Section: New Results

Random Graphs

Participant : Nicolas Broutin.

Connectivity in models of wireless networks

This is joint work with S. Boucheron (Paris 7), L. Devroye (McGill), N. Fraiman (McGill), and G. Lugosi (Pompeu Fabra).

The traditional models for wireless networks rely on geometric random graphs. However, if one wants to ensure that the graph be fully connected the radius of influence (hence the power necessary, and number of links) is too large to be fully scalable. Recently some models have been proposed that skim the neighbours and only retain a random subset for each node, hence creating a sparser overlay that would hopefully be more scalable. The first results on the size of the subsets which guarantee connectivity of overlay (the irrigation graph) [3] confirm that the average number of links per node is much smaller, but it remains large. These results motivate further investigations on the size of the largest connected component when one enforces a constant average degree which are in the process of being written.

Random graphs and minimum spanning trees

This is a long term collaboration with L. Addario-Berry (McGill), C. Goldschmidt (Oxford) and G. Miermont (ENS Lyon).

The random graph of Erdős and Rényi is one of the most studied models of random networks. Among the different ranges of density of edges, the “critical window” is the most interesting, both for its applications to the physics of phase transitions and its applications to combinatorial optimization (minimum spanning tree, constraint satisfaction problems). One of the major questions consists in determining the distribution of distances between the nodes. A limit object (a scaling limit) has been identified, that allows to describe precisely the first order asymptotics of pairwise distances between the nodes. This limit object is a random metric space whose definition allows to exhibit a strong connection between random graphs and the continuum random tree of Aldous. A variety of questions like the diameter, the size of cycles, etc, may be answered immediately by reading them on the limit metric space [2] .
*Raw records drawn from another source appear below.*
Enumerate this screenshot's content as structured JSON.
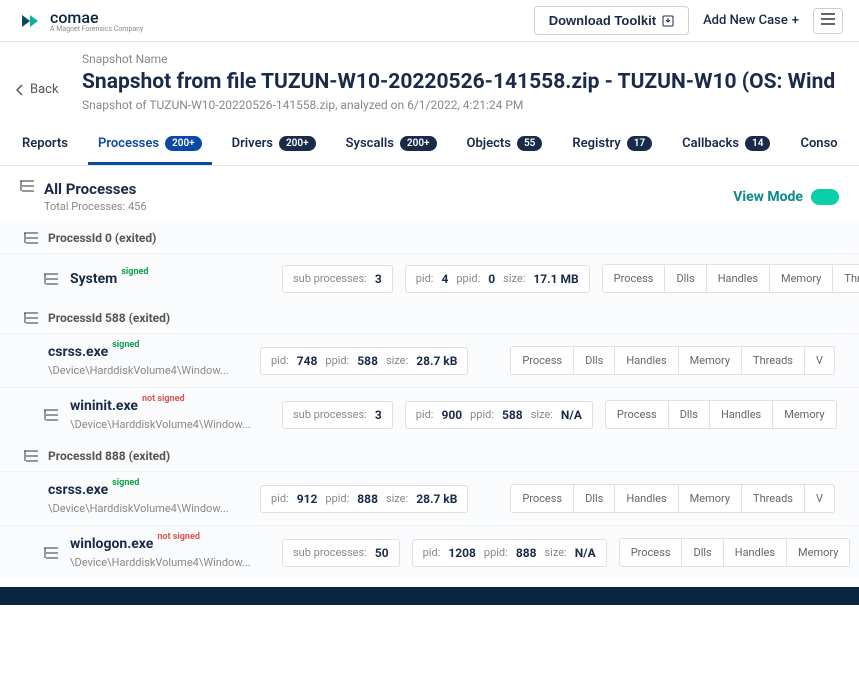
{
  "brand": {
    "name": "comae",
    "tagline": "A Magnet Forensics Company"
  },
  "topbar": {
    "download": "Download Toolkit",
    "addcase": "Add New Case"
  },
  "nav": {
    "back": "Back",
    "snapshot_label": "Snapshot Name",
    "title": "Snapshot from file TUZUN-W10-20220526-141558.zip - TUZUN-W10 (OS: Wind",
    "subtitle": "Snapshot of TUZUN-W10-20220526-141558.zip, analyzed on 6/1/2022, 4:21:24 PM"
  },
  "tabs": [
    {
      "label": "Reports",
      "count": ""
    },
    {
      "label": "Processes",
      "count": "200+"
    },
    {
      "label": "Drivers",
      "count": "200+"
    },
    {
      "label": "Syscalls",
      "count": "200+"
    },
    {
      "label": "Objects",
      "count": "55"
    },
    {
      "label": "Registry",
      "count": "17"
    },
    {
      "label": "Callbacks",
      "count": "14"
    },
    {
      "label": "Conso"
    }
  ],
  "section": {
    "title": "All Processes",
    "sub": "Total Processes: 456",
    "viewmode": "View Mode"
  },
  "labels": {
    "sub": "sub processes:",
    "pid": "pid:",
    "ppid": "ppid:",
    "size": "size:"
  },
  "actions": [
    "Process",
    "Dlls",
    "Handles",
    "Memory",
    "Threads",
    "V"
  ],
  "actions_short": [
    "Process",
    "Dlls",
    "Handles",
    "Memory"
  ],
  "groups": [
    {
      "head": "ProcessId 0  (exited)",
      "rows": [
        {
          "type": "parent",
          "name": "System",
          "sig": "signed",
          "sub": "3",
          "pid": "4",
          "ppid": "0",
          "size": "17.1 MB",
          "actions": "full"
        }
      ]
    },
    {
      "head": "ProcessId 588  (exited)",
      "rows": [
        {
          "type": "leaf",
          "name": "csrss.exe",
          "sig": "signed",
          "path": "\\Device\\HarddiskVolume4\\Window...",
          "pid": "748",
          "ppid": "588",
          "size": "28.7 kB",
          "actions": "full"
        },
        {
          "type": "parent",
          "name": "wininit.exe",
          "sig": "not signed",
          "path": "\\Device\\HarddiskVolume4\\Window...",
          "sub": "3",
          "pid": "900",
          "ppid": "588",
          "size": "N/A",
          "actions": "short"
        }
      ]
    },
    {
      "head": "ProcessId 888  (exited)",
      "rows": [
        {
          "type": "leaf",
          "name": "csrss.exe",
          "sig": "signed",
          "path": "\\Device\\HarddiskVolume4\\Window...",
          "pid": "912",
          "ppid": "888",
          "size": "28.7 kB",
          "actions": "full"
        },
        {
          "type": "parent",
          "name": "winlogon.exe",
          "sig": "not signed",
          "path": "\\Device\\HarddiskVolume4\\Window...",
          "sub": "50",
          "pid": "1208",
          "ppid": "888",
          "size": "N/A",
          "actions": "short"
        }
      ]
    }
  ]
}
In a stochastic context, the minimum spanning tree is tightly connected to random graphs via Kruskal's algorithm. Random minimum spanning trees have attracted much research because of their importance in combinatorial optimization and statistical physics; however, until now, only parameters that can be grasped by local arguments had been studied. The scaling limit of the random graphs obtained in [2] permits to describe precisely the metric space scaling limit of a random minimum spanning tree [21] , which identifies a novel continuum random tree which is truly different from that of Aldous.

Analysis of recursive partitions
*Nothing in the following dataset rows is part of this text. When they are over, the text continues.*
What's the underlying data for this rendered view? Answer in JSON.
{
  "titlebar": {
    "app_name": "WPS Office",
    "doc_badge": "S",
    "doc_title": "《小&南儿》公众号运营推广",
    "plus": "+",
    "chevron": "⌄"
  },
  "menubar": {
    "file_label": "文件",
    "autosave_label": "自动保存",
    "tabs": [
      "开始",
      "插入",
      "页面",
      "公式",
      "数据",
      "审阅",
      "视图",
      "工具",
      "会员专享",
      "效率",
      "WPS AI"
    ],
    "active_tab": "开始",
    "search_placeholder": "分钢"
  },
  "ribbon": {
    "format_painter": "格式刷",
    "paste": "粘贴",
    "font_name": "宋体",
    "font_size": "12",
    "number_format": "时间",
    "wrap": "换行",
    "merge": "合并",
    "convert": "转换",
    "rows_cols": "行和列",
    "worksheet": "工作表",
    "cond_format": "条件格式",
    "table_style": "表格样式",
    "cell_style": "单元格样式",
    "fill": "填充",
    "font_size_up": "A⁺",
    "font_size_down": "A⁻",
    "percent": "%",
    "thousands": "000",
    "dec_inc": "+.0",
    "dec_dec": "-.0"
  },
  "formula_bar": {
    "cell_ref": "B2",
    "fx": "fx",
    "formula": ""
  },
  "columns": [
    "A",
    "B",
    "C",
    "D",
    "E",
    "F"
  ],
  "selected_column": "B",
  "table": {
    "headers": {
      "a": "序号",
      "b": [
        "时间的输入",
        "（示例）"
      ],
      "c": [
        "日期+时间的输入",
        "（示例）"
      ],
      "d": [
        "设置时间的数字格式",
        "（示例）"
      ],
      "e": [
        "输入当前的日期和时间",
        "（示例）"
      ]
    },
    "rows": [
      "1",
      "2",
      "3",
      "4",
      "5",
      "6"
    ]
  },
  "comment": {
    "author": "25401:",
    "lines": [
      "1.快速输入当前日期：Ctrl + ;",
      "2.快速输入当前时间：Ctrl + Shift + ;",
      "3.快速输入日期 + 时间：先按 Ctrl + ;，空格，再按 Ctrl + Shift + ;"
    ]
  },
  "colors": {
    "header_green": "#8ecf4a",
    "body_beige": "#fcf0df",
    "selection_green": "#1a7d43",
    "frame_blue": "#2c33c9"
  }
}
This is joint work with R. Neininger (Frankfurt) and H. Sulzbach (Frankfurt/McGill).

The quadtrees are essential data structures that permit to store and manipulate geometric data by building a recursive partition of the space. In order to evaluate their performance, Flajolet and his co-authors have estimated the average cost of reporting all the data matching certain random queries. When the query does not fully specify all the fields, one talk about a partial match query. Such queries are ubiquitous, but analyzing their behaviour turns out to be intricate, and no performance guarantee was available in the form of a bound on the probability that any query would take much more time that one expects. [14] provides such guarantees by analysing the behaviour of all the queries at the same time, as a process. This yields estimates for the cost of the worst possible query (not a uniformly random one), as well as asymptotics for the variance and higher moments.

This line of research has motivated the analysis of the related combinatorial model of recursive lamination of the disk. The model had been recently introduced, but no full analysis was available. The techniques developed in the context of quadtrees have inspired a proof that the dual tree of the recursive lamination does converge to a limit tree-like metric space which is identified [23] .

Navigation and point location in Poisson Delaunay triangulation

Nicolas Broutin has recently initiated a project with O. Devillers (Inria Sophia) and R. Hemsley (Inria Sophia) concerning the performance of local routing algorithms in plane subdivisions. Such algorithms also turn out to be important for the point location problem: for instance, finding the face of the subdivision which contains a query point is the first step towards inserting this point as a vertex. The aim is to prove that when the subdivision consists of the faces of a Delaunay triangulation, and when the points are random, any natural strategy which would take you closer to the aim performs well. Preliminary results about a specific routing algorithm, the cone walk, that we designed for its amenability to analysis appear in [22] .